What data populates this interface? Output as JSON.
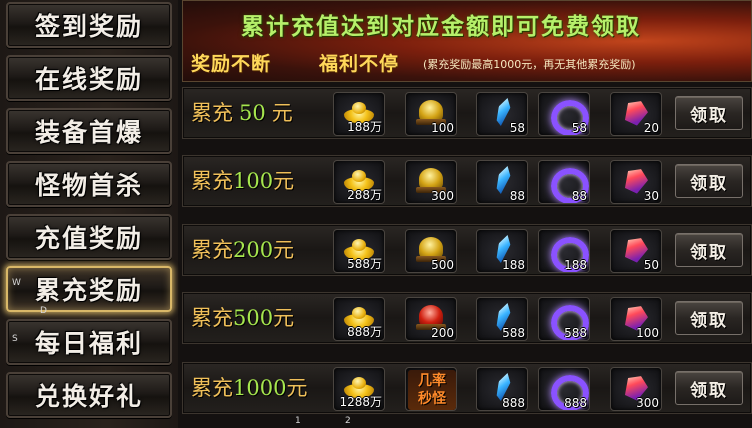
{
  "menu": [
    {
      "label": "签到奖励"
    },
    {
      "label": "在线奖励"
    },
    {
      "label": "装备首爆"
    },
    {
      "label": "怪物首杀"
    },
    {
      "label": "充值奖励"
    },
    {
      "label": "累充奖励"
    },
    {
      "label": "每日福利"
    },
    {
      "label": "兑换好礼"
    }
  ],
  "active_menu": "累充奖励",
  "overlay_marks": {
    "w": "W",
    "d": "D",
    "s": "S",
    "n1": "1",
    "n2": "2"
  },
  "banner": {
    "title": "累计充值达到对应金额即可免费领取",
    "sub1": "奖励不断",
    "sub2": "福利不停",
    "note": "(累充奖励最高1000元，再无其他累充奖励)"
  },
  "colors": {
    "label_gold": "#f0c05a",
    "amount_green": "#a6e64e",
    "active_glow": "#e8c46e",
    "banner_title": "#b6f06a"
  },
  "claim_label": "领取",
  "tiers": [
    {
      "prefix": "累充",
      "amount": "50",
      "unit": "元",
      "items": [
        {
          "icon": "gold-ingot-icon",
          "count": "188万"
        },
        {
          "icon": "gold-helmet-icon",
          "count": "100"
        },
        {
          "icon": "blue-crystal-icon",
          "count": "58"
        },
        {
          "icon": "purple-ring-icon",
          "count": "58"
        },
        {
          "icon": "red-gem-icon",
          "count": "20"
        }
      ]
    },
    {
      "prefix": "累充",
      "amount": "100",
      "unit": "元",
      "items": [
        {
          "icon": "gold-ingot-icon",
          "count": "288万"
        },
        {
          "icon": "gold-helmet-icon",
          "count": "300"
        },
        {
          "icon": "blue-crystal-icon",
          "count": "88"
        },
        {
          "icon": "purple-ring-icon",
          "count": "88"
        },
        {
          "icon": "red-gem-icon",
          "count": "30"
        }
      ]
    },
    {
      "prefix": "累充",
      "amount": "200",
      "unit": "元",
      "items": [
        {
          "icon": "gold-ingot-icon",
          "count": "588万"
        },
        {
          "icon": "gold-helmet-icon",
          "count": "500"
        },
        {
          "icon": "blue-crystal-icon",
          "count": "188"
        },
        {
          "icon": "purple-ring-icon",
          "count": "188"
        },
        {
          "icon": "red-gem-icon",
          "count": "50"
        }
      ]
    },
    {
      "prefix": "累充",
      "amount": "500",
      "unit": "元",
      "items": [
        {
          "icon": "gold-ingot-icon",
          "count": "888万"
        },
        {
          "icon": "red-helmet-icon",
          "count": "200"
        },
        {
          "icon": "blue-crystal-icon",
          "count": "588"
        },
        {
          "icon": "purple-ring-icon",
          "count": "588"
        },
        {
          "icon": "red-gem-icon",
          "count": "100"
        }
      ]
    },
    {
      "prefix": "累充",
      "amount": "1000",
      "unit": "元",
      "items": [
        {
          "icon": "gold-ingot-icon",
          "count": "1288万"
        },
        {
          "icon": "rate-token-icon",
          "count": "",
          "text": "几率\n秒怪"
        },
        {
          "icon": "blue-crystal-icon",
          "count": "888"
        },
        {
          "icon": "purple-ring-icon",
          "count": "888"
        },
        {
          "icon": "red-gem-icon",
          "count": "300"
        }
      ]
    }
  ]
}
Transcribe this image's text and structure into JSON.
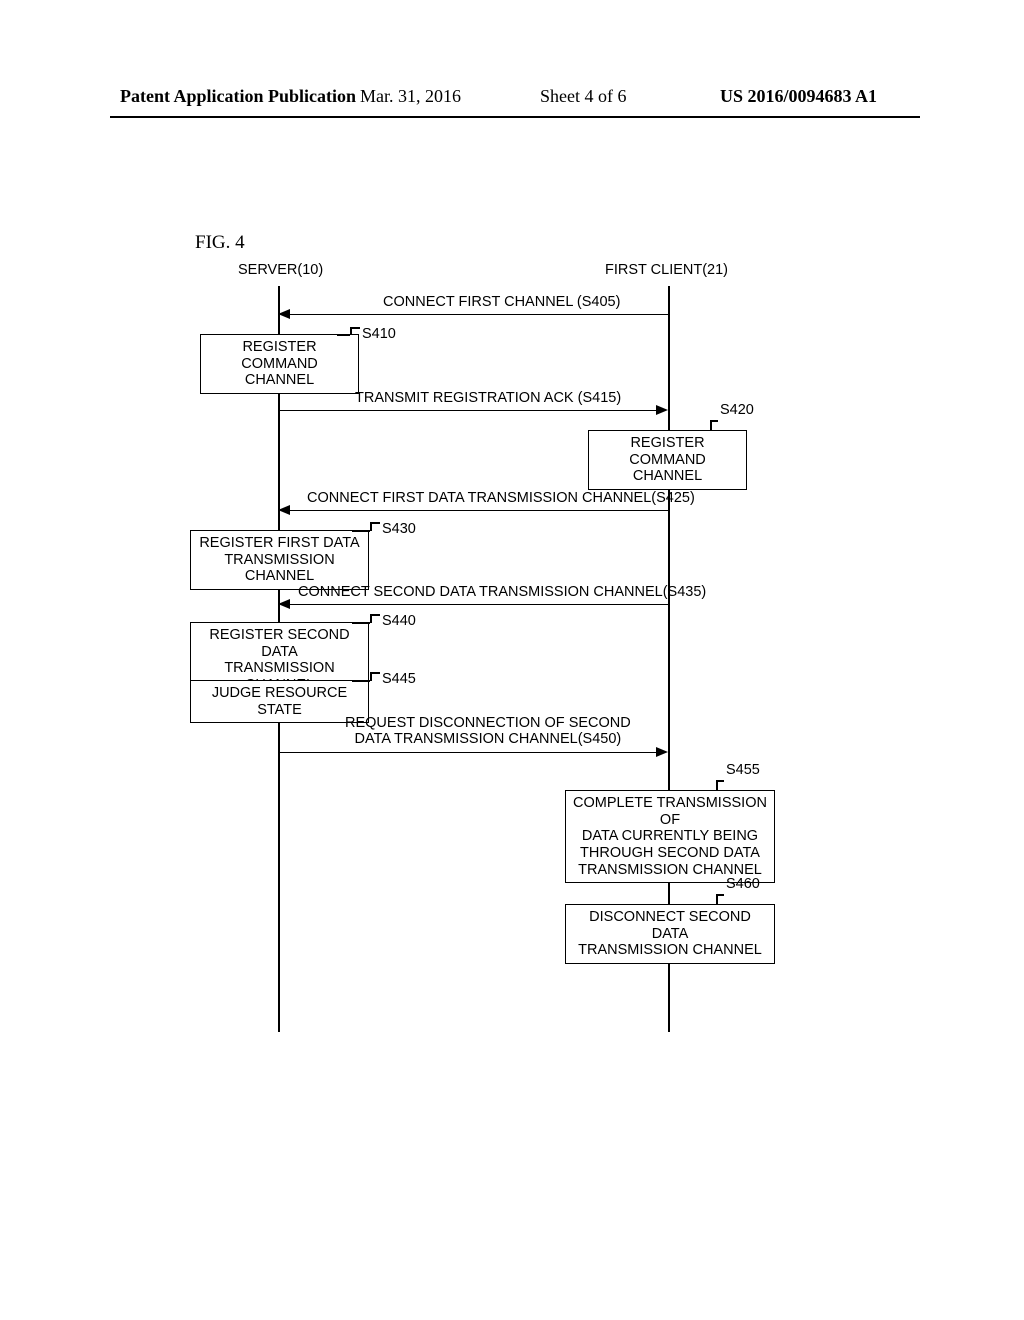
{
  "header": {
    "left": "Patent Application Publication",
    "date": "Mar. 31, 2016",
    "sheet": "Sheet 4 of 6",
    "pubnum": "US 2016/0094683 A1"
  },
  "figure": {
    "label": "FIG. 4"
  },
  "participants": {
    "server": "SERVER(10)",
    "client": "FIRST CLIENT(21)"
  },
  "steps": {
    "s405": "CONNECT FIRST CHANNEL (S405)",
    "s410_box": "REGISTER COMMAND\nCHANNEL",
    "s410_label": "S410",
    "s415": "TRANSMIT REGISTRATION ACK (S415)",
    "s420_box": "REGISTER COMMAND\nCHANNEL",
    "s420_label": "S420",
    "s425": "CONNECT FIRST DATA TRANSMISSION CHANNEL(S425)",
    "s430_box": "REGISTER FIRST DATA\nTRANSMISSION CHANNEL",
    "s430_label": "S430",
    "s435": "CONNECT SECOND DATA TRANSMISSION CHANNEL(S435)",
    "s440_box": "REGISTER SECOND DATA\nTRANSMISSION CHANNEL",
    "s440_label": "S440",
    "s445_box": "JUDGE RESOURCE STATE",
    "s445_label": "S445",
    "s450": "REQUEST DISCONNECTION OF SECOND\nDATA TRANSMISSION CHANNEL(S450)",
    "s455_box": "COMPLETE TRANSMISSION OF\nDATA CURRENTLY BEING\nTHROUGH SECOND DATA\nTRANSMISSION CHANNEL",
    "s455_label": "S455",
    "s460_box": "DISCONNECT SECOND DATA\nTRANSMISSION CHANNEL",
    "s460_label": "S460"
  }
}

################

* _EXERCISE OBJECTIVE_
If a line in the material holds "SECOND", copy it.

* _SOLUTION FOR THIS PROBLEM_
    "s435": "CONNECT SECOND DATA TRANSMISSION CHANNEL(S435)",
    "s440_box": "REGISTER SECOND DATA\nTRANSMISSION CHANNEL",
    "s450": "REQUEST DISCONNECTION OF SECOND\nDATA TRANSMISSION CHANNEL(S450)",
    "s455_box": "COMPLETE TRANSMISSION OF\nDATA CURRENTLY BEING\nTHROUGH SECOND DATA\nTRANSMISSION CHANNEL",
    "s460_box": "DISCONNECT SECOND DATA\nTRANSMISSION CHANNEL",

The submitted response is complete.